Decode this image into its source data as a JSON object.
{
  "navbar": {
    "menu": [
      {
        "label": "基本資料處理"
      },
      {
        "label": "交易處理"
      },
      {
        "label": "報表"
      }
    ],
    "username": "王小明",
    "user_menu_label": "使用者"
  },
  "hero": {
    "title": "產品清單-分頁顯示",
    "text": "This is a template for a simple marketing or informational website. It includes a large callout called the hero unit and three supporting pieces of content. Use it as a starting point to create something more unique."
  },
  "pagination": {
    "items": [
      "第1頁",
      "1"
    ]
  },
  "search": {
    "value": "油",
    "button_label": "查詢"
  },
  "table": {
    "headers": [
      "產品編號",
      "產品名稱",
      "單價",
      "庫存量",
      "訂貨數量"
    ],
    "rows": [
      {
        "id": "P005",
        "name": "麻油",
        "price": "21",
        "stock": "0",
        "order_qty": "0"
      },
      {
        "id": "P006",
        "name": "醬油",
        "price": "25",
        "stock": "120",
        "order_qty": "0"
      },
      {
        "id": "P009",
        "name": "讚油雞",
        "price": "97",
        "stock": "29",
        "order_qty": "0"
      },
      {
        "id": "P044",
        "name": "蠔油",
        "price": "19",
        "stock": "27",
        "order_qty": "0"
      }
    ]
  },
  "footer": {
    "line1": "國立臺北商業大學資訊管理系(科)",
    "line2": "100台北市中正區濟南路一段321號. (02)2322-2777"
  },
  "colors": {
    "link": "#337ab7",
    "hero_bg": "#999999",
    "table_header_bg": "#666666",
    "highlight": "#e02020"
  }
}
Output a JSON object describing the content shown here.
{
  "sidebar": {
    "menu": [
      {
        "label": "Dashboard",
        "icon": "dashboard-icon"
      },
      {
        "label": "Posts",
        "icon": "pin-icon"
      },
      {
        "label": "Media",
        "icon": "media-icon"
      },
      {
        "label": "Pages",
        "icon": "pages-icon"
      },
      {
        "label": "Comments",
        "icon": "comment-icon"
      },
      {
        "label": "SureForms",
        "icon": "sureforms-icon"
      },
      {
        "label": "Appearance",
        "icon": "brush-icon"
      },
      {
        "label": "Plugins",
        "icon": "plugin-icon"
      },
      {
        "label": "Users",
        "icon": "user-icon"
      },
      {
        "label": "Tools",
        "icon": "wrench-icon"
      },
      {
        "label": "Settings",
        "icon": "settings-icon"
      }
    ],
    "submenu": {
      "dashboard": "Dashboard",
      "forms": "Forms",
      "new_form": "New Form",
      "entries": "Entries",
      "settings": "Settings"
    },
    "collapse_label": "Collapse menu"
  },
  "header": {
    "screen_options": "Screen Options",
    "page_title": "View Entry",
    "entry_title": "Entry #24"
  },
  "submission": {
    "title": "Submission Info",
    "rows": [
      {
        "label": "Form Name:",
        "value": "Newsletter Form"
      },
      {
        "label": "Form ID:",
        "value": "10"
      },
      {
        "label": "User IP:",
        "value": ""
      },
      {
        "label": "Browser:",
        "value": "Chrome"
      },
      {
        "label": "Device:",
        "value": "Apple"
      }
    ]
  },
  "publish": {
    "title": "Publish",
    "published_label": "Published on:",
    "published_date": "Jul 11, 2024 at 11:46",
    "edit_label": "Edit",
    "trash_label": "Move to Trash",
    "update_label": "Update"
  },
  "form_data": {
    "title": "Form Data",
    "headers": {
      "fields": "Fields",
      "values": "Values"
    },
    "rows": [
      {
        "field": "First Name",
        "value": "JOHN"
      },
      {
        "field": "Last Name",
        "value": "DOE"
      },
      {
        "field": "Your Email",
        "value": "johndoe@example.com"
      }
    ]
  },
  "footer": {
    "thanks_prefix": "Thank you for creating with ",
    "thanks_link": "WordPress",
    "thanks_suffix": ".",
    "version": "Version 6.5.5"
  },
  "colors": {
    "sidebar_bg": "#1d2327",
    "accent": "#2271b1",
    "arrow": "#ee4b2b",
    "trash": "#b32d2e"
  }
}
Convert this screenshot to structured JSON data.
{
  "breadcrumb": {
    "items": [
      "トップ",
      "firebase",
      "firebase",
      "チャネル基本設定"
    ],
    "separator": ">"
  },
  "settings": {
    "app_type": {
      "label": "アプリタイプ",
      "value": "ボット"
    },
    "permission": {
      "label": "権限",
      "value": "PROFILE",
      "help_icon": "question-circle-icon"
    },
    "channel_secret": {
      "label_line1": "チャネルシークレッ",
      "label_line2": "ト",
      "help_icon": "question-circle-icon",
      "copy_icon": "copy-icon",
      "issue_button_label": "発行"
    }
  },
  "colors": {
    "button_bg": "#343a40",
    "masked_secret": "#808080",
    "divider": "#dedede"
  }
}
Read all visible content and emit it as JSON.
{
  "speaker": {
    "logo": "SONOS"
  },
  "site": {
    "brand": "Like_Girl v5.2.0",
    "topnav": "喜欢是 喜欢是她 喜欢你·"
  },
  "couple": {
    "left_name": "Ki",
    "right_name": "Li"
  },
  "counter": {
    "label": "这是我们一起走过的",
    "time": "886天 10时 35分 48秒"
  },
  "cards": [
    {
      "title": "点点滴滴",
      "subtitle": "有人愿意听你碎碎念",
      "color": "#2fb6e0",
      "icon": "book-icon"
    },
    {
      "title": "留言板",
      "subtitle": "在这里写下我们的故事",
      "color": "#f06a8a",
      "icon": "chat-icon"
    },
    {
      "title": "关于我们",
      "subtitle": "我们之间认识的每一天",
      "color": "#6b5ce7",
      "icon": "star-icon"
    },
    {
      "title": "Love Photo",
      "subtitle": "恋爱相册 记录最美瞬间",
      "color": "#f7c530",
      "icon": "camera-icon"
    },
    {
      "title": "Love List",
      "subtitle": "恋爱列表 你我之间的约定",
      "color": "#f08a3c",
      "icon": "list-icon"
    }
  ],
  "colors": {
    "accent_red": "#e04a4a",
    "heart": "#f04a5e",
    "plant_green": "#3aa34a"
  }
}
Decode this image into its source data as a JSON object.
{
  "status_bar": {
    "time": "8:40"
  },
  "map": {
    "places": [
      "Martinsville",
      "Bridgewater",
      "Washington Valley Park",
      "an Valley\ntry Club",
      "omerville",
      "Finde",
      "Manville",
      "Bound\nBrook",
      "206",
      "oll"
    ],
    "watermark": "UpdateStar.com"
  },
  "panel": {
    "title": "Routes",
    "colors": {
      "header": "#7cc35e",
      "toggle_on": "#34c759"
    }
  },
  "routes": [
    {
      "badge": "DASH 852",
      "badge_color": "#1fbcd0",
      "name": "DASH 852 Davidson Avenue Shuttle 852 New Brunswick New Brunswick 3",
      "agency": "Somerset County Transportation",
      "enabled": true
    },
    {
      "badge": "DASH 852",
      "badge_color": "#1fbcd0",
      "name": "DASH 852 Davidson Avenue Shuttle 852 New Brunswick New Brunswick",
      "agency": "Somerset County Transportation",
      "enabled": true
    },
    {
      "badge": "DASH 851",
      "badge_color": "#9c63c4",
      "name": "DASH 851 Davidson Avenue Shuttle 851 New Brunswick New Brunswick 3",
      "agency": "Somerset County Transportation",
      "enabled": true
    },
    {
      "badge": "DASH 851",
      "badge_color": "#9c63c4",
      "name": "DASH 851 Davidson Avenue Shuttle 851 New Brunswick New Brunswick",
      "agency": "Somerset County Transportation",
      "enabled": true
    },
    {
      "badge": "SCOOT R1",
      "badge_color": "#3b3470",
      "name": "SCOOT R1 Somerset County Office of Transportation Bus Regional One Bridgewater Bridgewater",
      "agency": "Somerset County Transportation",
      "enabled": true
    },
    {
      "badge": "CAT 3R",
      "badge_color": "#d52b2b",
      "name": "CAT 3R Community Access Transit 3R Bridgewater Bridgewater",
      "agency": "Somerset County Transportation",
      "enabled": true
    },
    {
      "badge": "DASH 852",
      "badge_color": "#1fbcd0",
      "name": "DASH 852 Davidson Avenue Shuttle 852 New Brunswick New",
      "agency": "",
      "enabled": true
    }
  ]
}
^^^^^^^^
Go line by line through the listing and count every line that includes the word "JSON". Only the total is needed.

- PROBLEM SOLUTION
5